If the DSL line is working to capacity, speech packets of a telephone call only arrive at the telephone with delay or even not at all. Packaged in a router it guarantees bandwidths for certain services.

If, therefore, the line is working to capacity, QoS slows down the download speed as soon as a call arrives. In this way, the necessary bandwidth for the call is guaranteed.

Implementation in IP networks

QoS on Layer 3

On the theoretical level, QoS can be implemented by prioritizing or parameterizing data traffic, reserving data rates, limiting data rates and optimizing packets. Technically, there are two mechanisms for this:

  • Either one registers pending data flows with all active network components (routers etc.) and reserves the required data rate (IntServ, Integrated Services),
  • or you mark all data packets and the active network components treat/prefer the packets according to their markers (DiffServ, Differentiated Services).

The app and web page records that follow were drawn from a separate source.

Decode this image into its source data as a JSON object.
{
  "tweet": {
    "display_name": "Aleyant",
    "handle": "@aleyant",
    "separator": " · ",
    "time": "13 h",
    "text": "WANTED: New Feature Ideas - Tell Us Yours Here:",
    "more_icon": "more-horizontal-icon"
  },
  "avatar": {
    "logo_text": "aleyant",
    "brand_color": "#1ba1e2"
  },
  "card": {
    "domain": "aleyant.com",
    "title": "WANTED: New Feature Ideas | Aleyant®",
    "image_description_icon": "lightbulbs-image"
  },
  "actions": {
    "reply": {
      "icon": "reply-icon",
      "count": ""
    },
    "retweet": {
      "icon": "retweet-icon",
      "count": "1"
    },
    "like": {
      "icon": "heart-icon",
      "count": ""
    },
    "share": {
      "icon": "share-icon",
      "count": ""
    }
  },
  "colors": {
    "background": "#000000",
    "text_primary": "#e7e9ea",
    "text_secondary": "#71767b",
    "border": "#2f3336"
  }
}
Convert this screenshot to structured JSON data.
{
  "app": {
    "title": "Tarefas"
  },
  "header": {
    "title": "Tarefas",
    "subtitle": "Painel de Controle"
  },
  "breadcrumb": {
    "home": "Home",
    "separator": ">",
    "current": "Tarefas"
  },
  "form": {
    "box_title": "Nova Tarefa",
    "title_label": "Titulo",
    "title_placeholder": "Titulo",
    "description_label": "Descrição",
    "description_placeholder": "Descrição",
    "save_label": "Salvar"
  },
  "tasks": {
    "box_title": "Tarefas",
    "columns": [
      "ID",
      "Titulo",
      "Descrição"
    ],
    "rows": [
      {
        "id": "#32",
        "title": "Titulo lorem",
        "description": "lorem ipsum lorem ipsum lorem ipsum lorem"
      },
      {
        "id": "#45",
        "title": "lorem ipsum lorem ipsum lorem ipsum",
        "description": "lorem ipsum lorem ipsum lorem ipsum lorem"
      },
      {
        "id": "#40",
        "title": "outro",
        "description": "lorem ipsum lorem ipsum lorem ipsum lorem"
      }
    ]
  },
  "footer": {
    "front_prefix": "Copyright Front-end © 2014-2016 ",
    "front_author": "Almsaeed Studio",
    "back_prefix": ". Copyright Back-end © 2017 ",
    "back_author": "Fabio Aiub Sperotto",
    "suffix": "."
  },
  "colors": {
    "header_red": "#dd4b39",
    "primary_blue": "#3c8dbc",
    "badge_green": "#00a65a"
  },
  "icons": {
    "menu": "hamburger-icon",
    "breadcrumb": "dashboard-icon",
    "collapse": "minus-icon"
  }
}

Since IntServ, in practice mostly by means of Resource Reservation Protocol (RSVP), results in a high administrative overhead and even a device that does not support IntServ fails the whole mechanism, the alternative DiffServ has meanwhile become established. DiffServ is also more scalable. Often the term Type of Service (ToS) can also be found. For ToS, 1 byte was reserved in the IP header, of which only 6 bits were used by ToS. However, no binding standard could be established that all manufacturers of network equipment adhere to. Meanwhile, the six most significant bits of the former ToS field in the IPv4 header as well as the'Type of Service' octet in the IPv6 header have been redefined by the Internet Engineering Task Force (IETF). They are now uniformly called Differentiated Services Field and can be evaluated to a numerical value Differentiated Services Code Point (DSCP).